By Myki Angeline

Los Angeles based artist Leah Capelle recently released the video to her single, “Settle Down”, a haunting ballad about sexism and the unwarranted expectations women have endured for centuries. She describes her song as a sweetly sad depiction of her own growing pains. “If anything, ‘Settle’ is a letter to myself – a reminder that things WILL get better in time.” says Capelle. As a songwriter and performer, Leah is constantly unveiling layers of her identity to the world, focusing mostly on women’s rights, body positivity, and an overall understanding of oneself.

The video for “Settle Down” is captivating; an artistic depiction of pain and vulnerability pairing perfectly with Capelle’s lyrics. “It is by far the most vulnerable piece of art I have ever created. The visual seeks to capture the aching, helplessness, and disillusionment I felt when I wrote the song. The paint cans each wear a controlling statement that has been imposed on me, though I believe them each to be relatable across the female experience.” says Capelle.

We reached out to the Chicago born songwriter to learn more about her inspiration behind the video’s concept, and her vision of the future for women in music.

WiMN: The use of paint cans to show examples of how women are still suppressed in this day and age is both clever and powerful. Even in the wake of the #metoo #timesup movement.Β  Why do you think this is?

LC: Thank you! The Women’s Rights Movement has gone through waves since the European Suffragettes of the early 20th century, and I believe we are in the height of another wave now. With the political climate in America in 2019, the push for intersectional feminism, and the powerful stories that are surfacing due to the #metoo and #timesup campaigns, visibility for women is increasing. However, there is still a long road ahead. Sexism is so deeply ingrained in our culture that it can be overwhelming and difficult to overcome the barriers placed in front of us. Why women are still suppressed in many aspects of modern life is honestly a mystery to me, but I’m so proud to be a woman, and am committed to doing my part to make a difference.

WiMN: The lyric that really hit home for me was, “How do I fall in love/when everyone is only hooking up?”. Do you think this obstacle of finding true love has amplified now that smart phones bring the constant distraction of never-ending attention to us? Especially with so many dating apps at our fingertips.

LC: I’m actually not sure I believe that every person has one true love… I have been honored to love many people so far in my young life, and will continue to do so as I grow older. The rise of addiction to technology and online dating has certainly elevated our level of distraction, making it more difficult to make genuine human connections. However, if used wisely, it can also be a tool to connect people who may not meet otherwise. Everything is about balance – if you like to use dating apps, go for it! I occasionally do! Just try to not forget that attraction goes deeper than whether or not you like the way someone looks in photographs. Real relationships are so much more than that, and that deeper connection is where the “true love” comes from.

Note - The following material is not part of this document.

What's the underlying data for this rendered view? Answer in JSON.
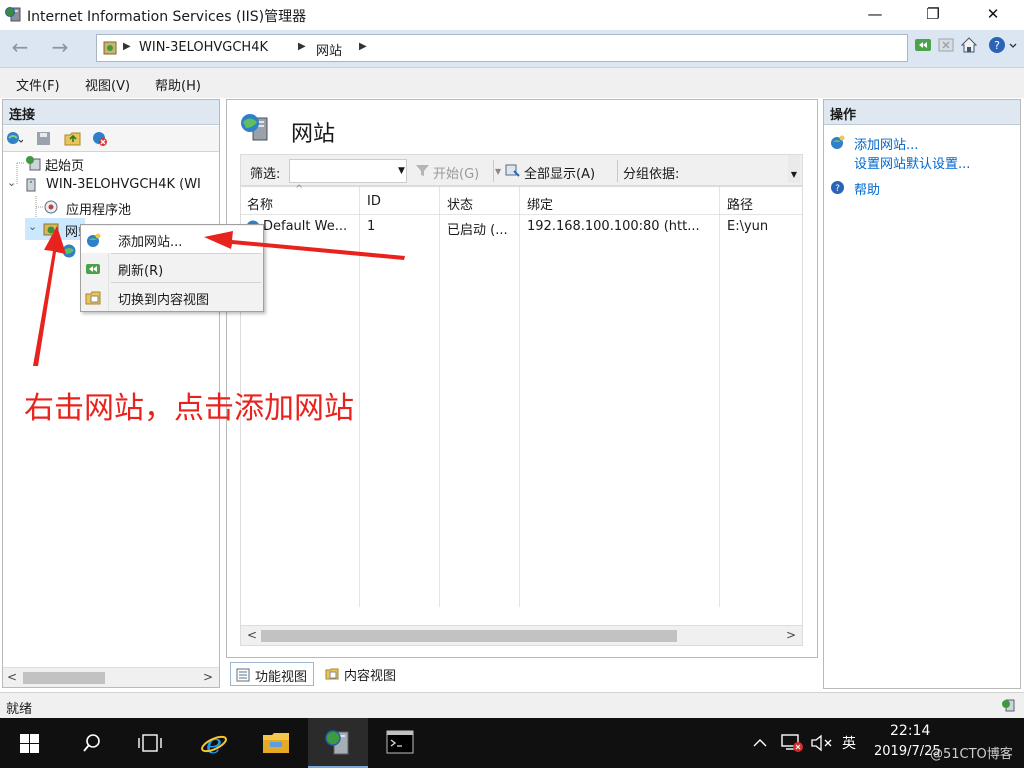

WiMN: Are you originally from California? How would you describe your sound?

LC: I was born and raised on the North Side of Chicago, and I’ve now lived in Los Angeles for the last five years. My genre has been difficult for me to pinpoint for the last couple of years, but I can now confidently say that my music is a blend of alternative rock, pop, and folk.

WiMN: The 2019 Grammys showcased many more women (and women of color) in categories than ever before, with 31 women taking home awards. What was your opinion of this year’s ceremony and nominees?

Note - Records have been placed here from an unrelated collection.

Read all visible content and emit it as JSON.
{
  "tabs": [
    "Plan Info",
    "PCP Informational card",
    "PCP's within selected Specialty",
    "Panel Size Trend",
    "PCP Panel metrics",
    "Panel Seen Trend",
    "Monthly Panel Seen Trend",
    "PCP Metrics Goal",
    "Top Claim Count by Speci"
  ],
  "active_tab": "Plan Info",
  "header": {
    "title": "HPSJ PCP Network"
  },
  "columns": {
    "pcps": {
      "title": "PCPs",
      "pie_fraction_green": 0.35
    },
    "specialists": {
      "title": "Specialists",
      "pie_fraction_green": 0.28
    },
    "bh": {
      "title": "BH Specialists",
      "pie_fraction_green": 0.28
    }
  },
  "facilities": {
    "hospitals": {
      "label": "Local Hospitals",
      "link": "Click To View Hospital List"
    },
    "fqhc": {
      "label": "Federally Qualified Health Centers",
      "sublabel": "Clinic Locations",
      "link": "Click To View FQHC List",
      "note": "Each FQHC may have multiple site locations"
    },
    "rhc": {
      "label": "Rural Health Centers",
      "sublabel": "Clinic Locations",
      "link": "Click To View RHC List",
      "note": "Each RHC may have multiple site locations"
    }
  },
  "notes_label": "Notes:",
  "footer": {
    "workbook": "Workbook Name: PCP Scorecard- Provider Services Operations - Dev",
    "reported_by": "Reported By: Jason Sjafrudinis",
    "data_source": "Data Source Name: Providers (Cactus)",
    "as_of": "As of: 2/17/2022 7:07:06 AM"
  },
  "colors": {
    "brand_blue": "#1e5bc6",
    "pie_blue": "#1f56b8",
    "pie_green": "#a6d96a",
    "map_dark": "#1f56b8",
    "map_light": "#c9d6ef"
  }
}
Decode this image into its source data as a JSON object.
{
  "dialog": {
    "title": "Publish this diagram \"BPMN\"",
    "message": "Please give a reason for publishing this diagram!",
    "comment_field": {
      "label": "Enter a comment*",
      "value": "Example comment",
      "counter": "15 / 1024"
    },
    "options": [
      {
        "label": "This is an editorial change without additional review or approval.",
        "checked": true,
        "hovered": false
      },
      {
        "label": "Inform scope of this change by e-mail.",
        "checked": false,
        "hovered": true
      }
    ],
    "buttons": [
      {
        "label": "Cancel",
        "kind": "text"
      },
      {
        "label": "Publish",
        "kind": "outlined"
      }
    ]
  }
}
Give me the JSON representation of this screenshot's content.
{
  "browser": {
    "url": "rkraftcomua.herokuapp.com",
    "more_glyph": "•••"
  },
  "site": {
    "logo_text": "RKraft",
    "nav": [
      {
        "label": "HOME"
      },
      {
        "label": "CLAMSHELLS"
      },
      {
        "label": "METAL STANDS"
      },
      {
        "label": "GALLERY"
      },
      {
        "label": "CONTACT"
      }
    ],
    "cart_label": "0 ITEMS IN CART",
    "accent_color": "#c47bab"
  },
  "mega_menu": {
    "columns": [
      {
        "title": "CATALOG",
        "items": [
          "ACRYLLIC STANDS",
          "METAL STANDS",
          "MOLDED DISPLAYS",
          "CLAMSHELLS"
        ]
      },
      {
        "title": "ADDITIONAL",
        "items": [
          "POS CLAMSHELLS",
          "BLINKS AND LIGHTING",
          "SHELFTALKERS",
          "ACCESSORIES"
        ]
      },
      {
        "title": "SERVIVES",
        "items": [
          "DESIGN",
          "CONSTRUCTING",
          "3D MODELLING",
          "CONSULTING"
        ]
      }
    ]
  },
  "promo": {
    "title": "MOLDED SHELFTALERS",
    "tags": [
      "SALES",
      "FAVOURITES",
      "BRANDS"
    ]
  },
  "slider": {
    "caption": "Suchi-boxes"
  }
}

LC: I am so proud that so many of the nominees and winners were women this year, but again – there’s still a long way to go. The fact that there is even a gender distinction regarding nominees and winners is a part of the problem. That said, many of the nominated songs/recordings/albums were some of my favorites of the year, so that was really exciting! In particular, I’m glad that St. Vincent and Dua Lipa got the recognition they deserved – They’re both incredibly talented in very different ways, and seeing them perform together was a sexy lil treat πŸ™‚

Capelle is currently working on her first full length album, with plans to begin rolling out singles this summer. Stay tuned for updates on new music at

Upcoming tour dates:

  • March 16th – RedGorilla Music Festival, Austin TX; April 17th – The Moroccan Lounge, Los Angeles CA
  • June 29th – Summerfest Music Festival, Milwaukee WI